Just another sobering reminder that the President’s healthcare plan is a burden on people at every income level. While the administration would like to play semantics on calling it a penalty, the rest of the nation, in light of the recent Supreme Court decision, recognizes the massive tax implications of Obamacare – and now we’re learning that the effects will be economically devastating on one class in particular that the President claims to be a champion for … the poor.
The Daily Caller reports:
The penalty imposed by the Affordable Care Act on citizens who elect not to purchase health insurance will be at least $1,000 for most people, and more than $12,000 for high-income earners, according to an analysis by the nonpartisan Tax Foundation.
“We can see that this is a big tax, particularly on the poor,” writes the Tax Foundation’s William McBride. “Higher income families generally pay a higher amount, but actually a smaller percent of their income, making this a regressive tax.”
For example, the penalty for a family of four earning $20,000 will be $2,085, more than 10 percent of its income, according to the Tax Foundation — whereas a family of four making $100,000 will only have two percent of its income taken away by the government.
A regressive tax for a regressive regime. Why the War on the Poor, Mr. President?
The report then goes on to say that implementation of the individual mandate would have a negative impact on the economy, with people trying to shield their income from the new tax by “working less”.
An unemployment rate at 8.2%, an underemployment rate at nearly 15%, and the implementation of the President’s healthcare plan is going to cause people to ‘work less’ to avoid paying more.
Aren’t people already working less because of the President’s economic policies?
Obama. Isn’t. Working.
Yesterday, Steve Madarasz, Communications Director for CSEA, joined the hosts of 810 WGY’s morning show to discuss the recall election in Wisconsin.
The interview started off with the pat union response for their defeat in Wisconsin – the election was bought.
Madarasz stated that, it’s “a very sad commentary on the role money plays in today’s political field”.
The premise is a false one, but one that those who supported the recall of Scott Walker have to make. Otherwise, they would have to admit that the embarrassing defeat was a referendum on their policies and platforms, something they can’t seem to come to grips with.
Madarasz continued to push that theory, bitterly stating that campaign cash was the only reason that Walker was victorious.
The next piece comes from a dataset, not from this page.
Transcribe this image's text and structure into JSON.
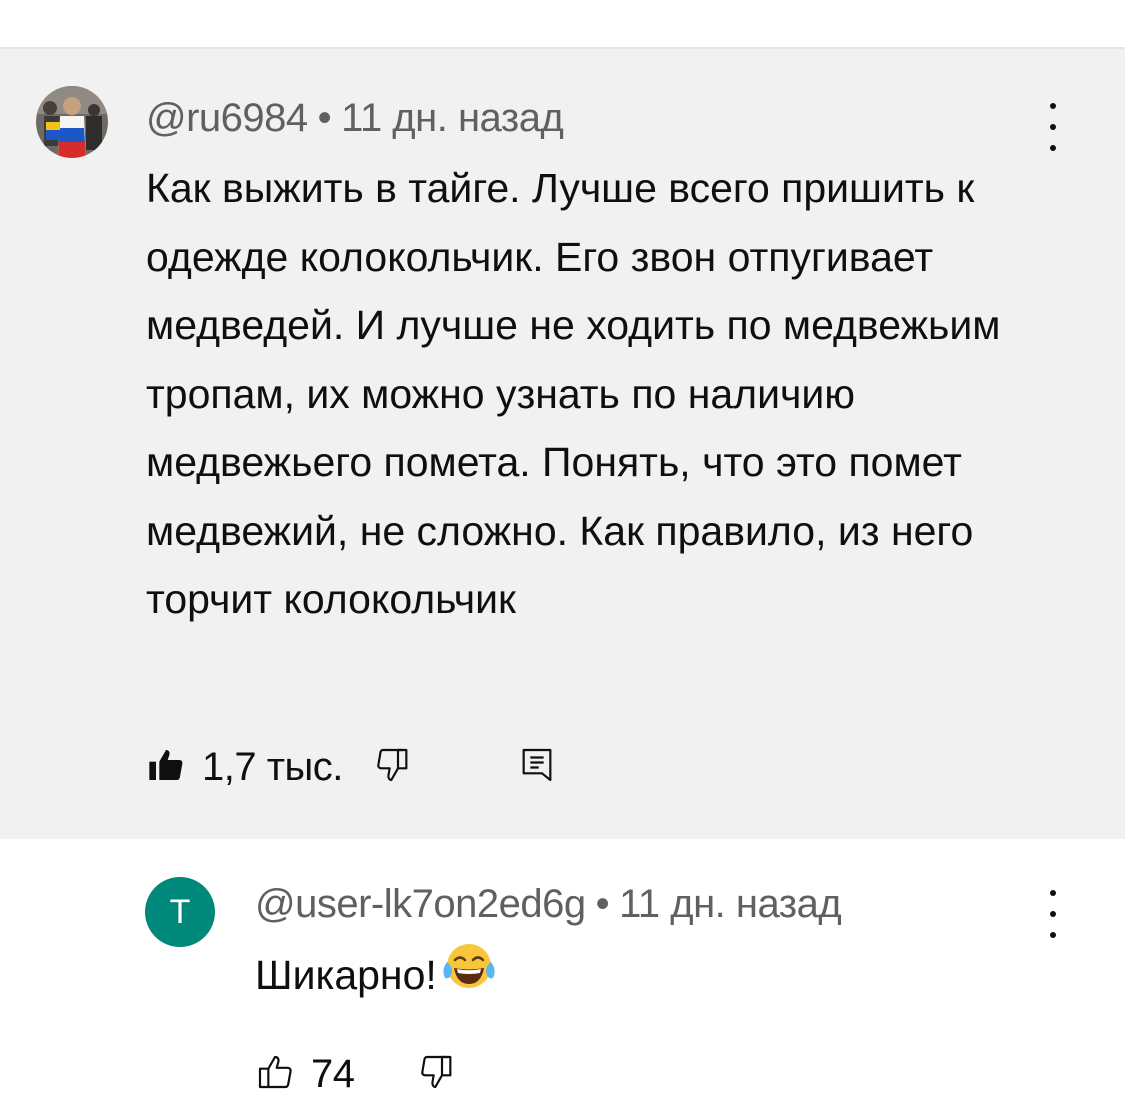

But a report in the Wisconsin State Journal late last month indicates the contrary. The results of that report state that an “analysis of the money that has flowed into all state campaigns and political groups since Walker took office suggests backers of the two major political parties have competed on an unusually level playing field.”
What was even more interesting perhaps was when host Chuck Custer asked Madarasz if he could understand the public’s frustration with union representatives fighting the call for greater contributions to healthcare costs, something more in line with the private sector.
Madarasz responded thusly:
“Oh we absolutely understand that. We also understand that the public really doesn’t have a clue when it comes to the reality of what that’s all about.”
Madarasz himself didn’t seem to have a clue what the question was all about, as evidenced by this exchange:
Madarasz: “The fact of the matter is that the vast majority of our members do contribute to their health insurance and always have.”
Custer: “But I mean as much as the average person?”
Madarasz: “I think the sad commentary is that we have a real healthcare crisis in this country and part of this right-wing agenda that we’re seeing right now is going after the President on trying to have a plan that’s going to help people across the country.”
Nice use of the dodge right there. Instead of addressing the issue of union members paying into their healthcare – the specific topic of the question – Madarasz went off on an Obamacare and ‘right-wing agenda’ tangent.
That said, this is another example of the union leaders having to avoid facts and instead provide falsehoods, or in this case, simply change the subject.
The Manhattan Institute for Policy Research released a report last year showing that public employees not only contribute far less to their health insurance premiums than the private sector – 15% as opposed to 25% on average – but that their plans also provide more generous benefits, and require lower deductibles and co-pays.
But then, the public wouldn’t have a clue about that.